Did you know that I’m part Hispanic/part Farmer’s Almanac? Yup. You may think that the first day of autumn is September 22nd, but it’s actually whenever I hang up my fall wreath. (So don’t listen to the calendar. Listen to me. Also, listen to Starbucks.) And since I just finished hanging up my new DIY whitewashed twig fall wreath, the weather should start getting cooler any minute. You’re welcome.
Don’t have your fall wreath plans lined up yet? Well, ándale! The time is now! (The Farmer’s Almanac says so.)
DIY Whitewashed Twig Fall Wreath
Before you read this tutorial, know that you have 2 options for creating this thing:
- Option 1: The Easy and Sensible Way
- Option 2: My Way
Le choix is yours. (FYI, I’m in a French mood today. I think it’s because I’m headed to Italy in a couple weeks. Which makes no sense. But that’s my way.)
Step 1: Le fabric pumpkins
Option 1: The easy and sensible way to acquire pumpkins is to buy a baggie full of small, plastics ones at the dollar store. Done!
Option 2: My way involves using fabric scraps (I’ve got oodles!) to craft my own pumpkins. If you are a money-saving time-waster like me, here is how you can make your own fabric pumpkins. Just cut the fabric circles to 6″ and 4″ diameter for itty bitty ‘kins. 🙂
Step 2: Le twig wreath
I LOVE twig wreaths because I can simply tuck stems and other greenery in discreetly amongst the branches and they stay put. And since I like to change up my wreaths every year, I can just pull everything out and start again. (This also means pulling out dead grasshoppers who decided to nest in my wreath.) Here was my fall wreath from last year:
It was cute, but this year I wanted a lighter wreath so it could stand out better against our blue door.
Since wood is easy to paint, I decided to whitewash my twig wreath. For the whitewashed look, again, you have 2 options:
- Option 1: Spray paint the wreath easily like a sensible person.
- Option 2: Paint the wreath my way by using a brush and watered-down white paint.
If you chose Option 2, take a shower afterwards because you’re probably covered in paint.
Next, allow the wreath to fully dry.
Step 3: Remove le chat.
If they fits, they sits, but then you must kicks them out.
Step 4: Attach le foliage
Foliage can either be free or cost money. And if you know Mrs. Smith, you know she likes FREE!!
As a way to layer in some warm color, I gathered up a couple small bundles of dried stalks (arugula from my garden) and tied them together with fishing line:
Next, I carefully tucked them into either side of the wreath:
Then I secured the arugula bundles to the wreath using more fishing line:
Step 5: Remove le chat. Again.
Step 6: Add leaves, pumpkins and other shenanigans
Okay, time to add all the juicy fall bits!
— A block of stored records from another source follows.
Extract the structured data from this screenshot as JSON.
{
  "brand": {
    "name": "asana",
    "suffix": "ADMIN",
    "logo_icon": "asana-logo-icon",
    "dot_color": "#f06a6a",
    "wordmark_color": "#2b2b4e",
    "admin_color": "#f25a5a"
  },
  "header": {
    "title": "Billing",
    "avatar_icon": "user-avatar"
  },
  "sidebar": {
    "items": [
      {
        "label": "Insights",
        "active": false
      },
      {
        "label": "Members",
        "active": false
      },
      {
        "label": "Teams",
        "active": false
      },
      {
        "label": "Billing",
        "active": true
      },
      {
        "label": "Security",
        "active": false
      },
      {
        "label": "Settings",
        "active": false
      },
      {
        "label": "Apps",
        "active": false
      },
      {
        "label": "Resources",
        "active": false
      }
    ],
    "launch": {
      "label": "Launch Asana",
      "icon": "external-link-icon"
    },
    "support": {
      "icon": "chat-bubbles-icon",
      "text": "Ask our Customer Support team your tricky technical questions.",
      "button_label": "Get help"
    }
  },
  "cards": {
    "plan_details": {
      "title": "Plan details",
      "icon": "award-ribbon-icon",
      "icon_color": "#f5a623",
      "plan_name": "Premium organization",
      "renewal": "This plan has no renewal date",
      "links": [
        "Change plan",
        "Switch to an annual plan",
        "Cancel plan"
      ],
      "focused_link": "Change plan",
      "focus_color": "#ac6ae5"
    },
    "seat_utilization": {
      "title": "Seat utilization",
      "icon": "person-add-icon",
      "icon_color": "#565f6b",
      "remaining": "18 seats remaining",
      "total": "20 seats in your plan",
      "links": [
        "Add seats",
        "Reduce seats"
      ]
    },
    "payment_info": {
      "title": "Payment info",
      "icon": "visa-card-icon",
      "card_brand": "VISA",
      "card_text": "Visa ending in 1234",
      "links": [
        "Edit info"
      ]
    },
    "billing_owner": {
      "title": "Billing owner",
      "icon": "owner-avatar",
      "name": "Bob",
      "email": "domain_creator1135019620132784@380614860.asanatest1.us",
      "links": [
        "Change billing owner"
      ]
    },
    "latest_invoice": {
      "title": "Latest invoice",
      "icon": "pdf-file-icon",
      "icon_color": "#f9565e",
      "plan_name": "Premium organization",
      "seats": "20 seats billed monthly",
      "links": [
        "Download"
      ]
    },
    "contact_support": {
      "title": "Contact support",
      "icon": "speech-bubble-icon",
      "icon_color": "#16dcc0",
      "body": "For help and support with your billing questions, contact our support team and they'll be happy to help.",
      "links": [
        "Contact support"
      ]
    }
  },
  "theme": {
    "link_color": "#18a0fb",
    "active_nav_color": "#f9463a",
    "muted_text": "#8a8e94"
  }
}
Again, you have two options here:
- The Easy and Sensible Way: Secure leaves and pumpkins in place with hot glue.
- My Way: Sew leaves and pumpkins to the wreath because you no have-y le hot glue gun.
No hot glue gun. I’m surprised someone hasn’t taken away my blogger’s license yet.
I like to tell myself that string is stronger than hot glue.
At least tucking in these colorful red buds was easy.
Step 7: Make le pumpkin stems
My fabric pumpkins needed some flair so I crafted some simple twirly twine stems. Here’s how to make ’em:
- Wrap 6″ of green twine tightly around a pencil.
- Spray the dickens out of the twine all over with heavy starch.
- Allow twine to dry fully while still wrapped around the pencil.
- Carefully slide twine off pencil and tie one end to pumpkin stem.
Step 8: Le pièce de résistance
For the final touch, nestle a mini chalkboard into the center and secure with either hot glue or, if your chalkboard has holes in it like mine, secure to the wreath with fishing line.
Then write something charming and obvious on it like “Welcome Fall” or “Welcome Fall, Bitches!” or “Buzz Off!”
I’m loving how the whitewashed twigs stand out against the blue!
I’m also loving this cooler weather! Thanks, me. 😉
Is your fall wreath up already?
Catch me in action on my Facebook fan page where I post weekly videos of me making a fool out of myself! Yay!